Red Sox pitcher Steven Wright will be suspended 15 games for violating MLB’s domestic violence policy, NBC Sports Boston has learned. The league is set to make the announcement Friday.

Wright, working his way back from right knee surgery, has to serve the suspension when healthy. Potential time on the disabled list to begin the season would not count. Wright is not expected to appeal.

Wright was arrested at his Tennessee home in December following an incident involving his wife, Shannon. Wright was charged with domestic assault and preventing a 911 call, which are misdemeanors in Tennessee, and released on a $2,500 bond.

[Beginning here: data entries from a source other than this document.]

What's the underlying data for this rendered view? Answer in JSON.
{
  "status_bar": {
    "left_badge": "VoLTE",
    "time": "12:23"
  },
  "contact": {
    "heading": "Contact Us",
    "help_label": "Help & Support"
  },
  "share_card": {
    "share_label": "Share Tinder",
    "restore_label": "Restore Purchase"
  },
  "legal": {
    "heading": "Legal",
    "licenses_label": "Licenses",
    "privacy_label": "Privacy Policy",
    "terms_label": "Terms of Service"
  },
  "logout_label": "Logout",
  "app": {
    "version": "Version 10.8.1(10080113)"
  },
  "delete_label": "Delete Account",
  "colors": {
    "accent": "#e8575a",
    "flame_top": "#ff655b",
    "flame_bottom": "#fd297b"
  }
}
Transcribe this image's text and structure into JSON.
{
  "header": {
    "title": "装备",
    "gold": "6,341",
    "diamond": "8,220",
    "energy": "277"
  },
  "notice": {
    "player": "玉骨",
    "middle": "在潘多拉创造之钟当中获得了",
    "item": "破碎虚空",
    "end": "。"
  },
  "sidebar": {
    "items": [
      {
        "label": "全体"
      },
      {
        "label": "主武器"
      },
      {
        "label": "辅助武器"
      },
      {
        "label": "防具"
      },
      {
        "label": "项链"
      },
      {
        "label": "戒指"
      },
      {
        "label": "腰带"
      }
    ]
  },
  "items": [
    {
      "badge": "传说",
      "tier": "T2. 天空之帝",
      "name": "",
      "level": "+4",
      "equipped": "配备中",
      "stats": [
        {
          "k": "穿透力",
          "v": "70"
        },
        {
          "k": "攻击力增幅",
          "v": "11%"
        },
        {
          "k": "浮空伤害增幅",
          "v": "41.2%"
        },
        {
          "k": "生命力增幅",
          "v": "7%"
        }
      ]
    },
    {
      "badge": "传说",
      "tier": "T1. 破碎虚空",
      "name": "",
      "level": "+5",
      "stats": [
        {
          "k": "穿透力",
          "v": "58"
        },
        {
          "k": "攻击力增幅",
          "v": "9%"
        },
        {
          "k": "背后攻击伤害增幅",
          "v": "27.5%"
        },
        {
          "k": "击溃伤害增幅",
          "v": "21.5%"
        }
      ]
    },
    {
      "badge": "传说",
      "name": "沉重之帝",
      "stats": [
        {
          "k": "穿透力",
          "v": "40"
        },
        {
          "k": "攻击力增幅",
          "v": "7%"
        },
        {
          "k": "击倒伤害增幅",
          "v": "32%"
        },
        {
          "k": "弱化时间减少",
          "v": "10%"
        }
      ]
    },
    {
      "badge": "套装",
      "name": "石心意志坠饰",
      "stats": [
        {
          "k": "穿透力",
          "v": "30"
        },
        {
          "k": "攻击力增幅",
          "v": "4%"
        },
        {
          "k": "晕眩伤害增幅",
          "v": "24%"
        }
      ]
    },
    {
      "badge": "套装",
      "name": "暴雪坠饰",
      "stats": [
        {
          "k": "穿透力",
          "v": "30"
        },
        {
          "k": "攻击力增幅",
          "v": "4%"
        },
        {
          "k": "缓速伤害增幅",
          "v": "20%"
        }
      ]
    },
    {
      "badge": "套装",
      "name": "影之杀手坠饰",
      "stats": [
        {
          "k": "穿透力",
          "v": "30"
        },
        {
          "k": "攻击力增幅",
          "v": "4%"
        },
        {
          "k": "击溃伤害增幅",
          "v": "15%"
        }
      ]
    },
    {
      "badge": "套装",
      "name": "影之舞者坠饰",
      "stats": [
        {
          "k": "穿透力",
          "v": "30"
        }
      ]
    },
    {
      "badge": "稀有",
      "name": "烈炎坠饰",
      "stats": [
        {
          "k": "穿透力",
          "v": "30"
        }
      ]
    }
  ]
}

The case in December was retired by the Williamson County courthouse. If Wright commits no other offenses for a 12-month span, the charges are expected to be dropped.

Fifteen games matches the lowest suspension MLB has given out in relation to a domestic violence case since the league and players union agreed to a policy in 2015. Mets pitcher Jeurys Familia was suspended 15 games in March 2017.

"It's a situation that, it sucks not only for me, but for my family, for the team," Wright told reporters in Florida on Thursday. "But I try not to think about it. When MLB comes out with their discipline, or if there's going to be discipline or not, it's just going to go from there."

Wright said this spring that he did not harm his wife.

“We’ve been going to counseling. We’ve been working through it,” Wright said. “We’ve been trying to do as much as we can to put it past us, but it’s hard. Because MLB is doing their investigation and it’s in the limelight. It’s really hard on a personal level to get past something that’s constantly being thrown at you. But I did it to myself. It’s one of those things that I’ve got to live with the consequences that came from my actions that night.”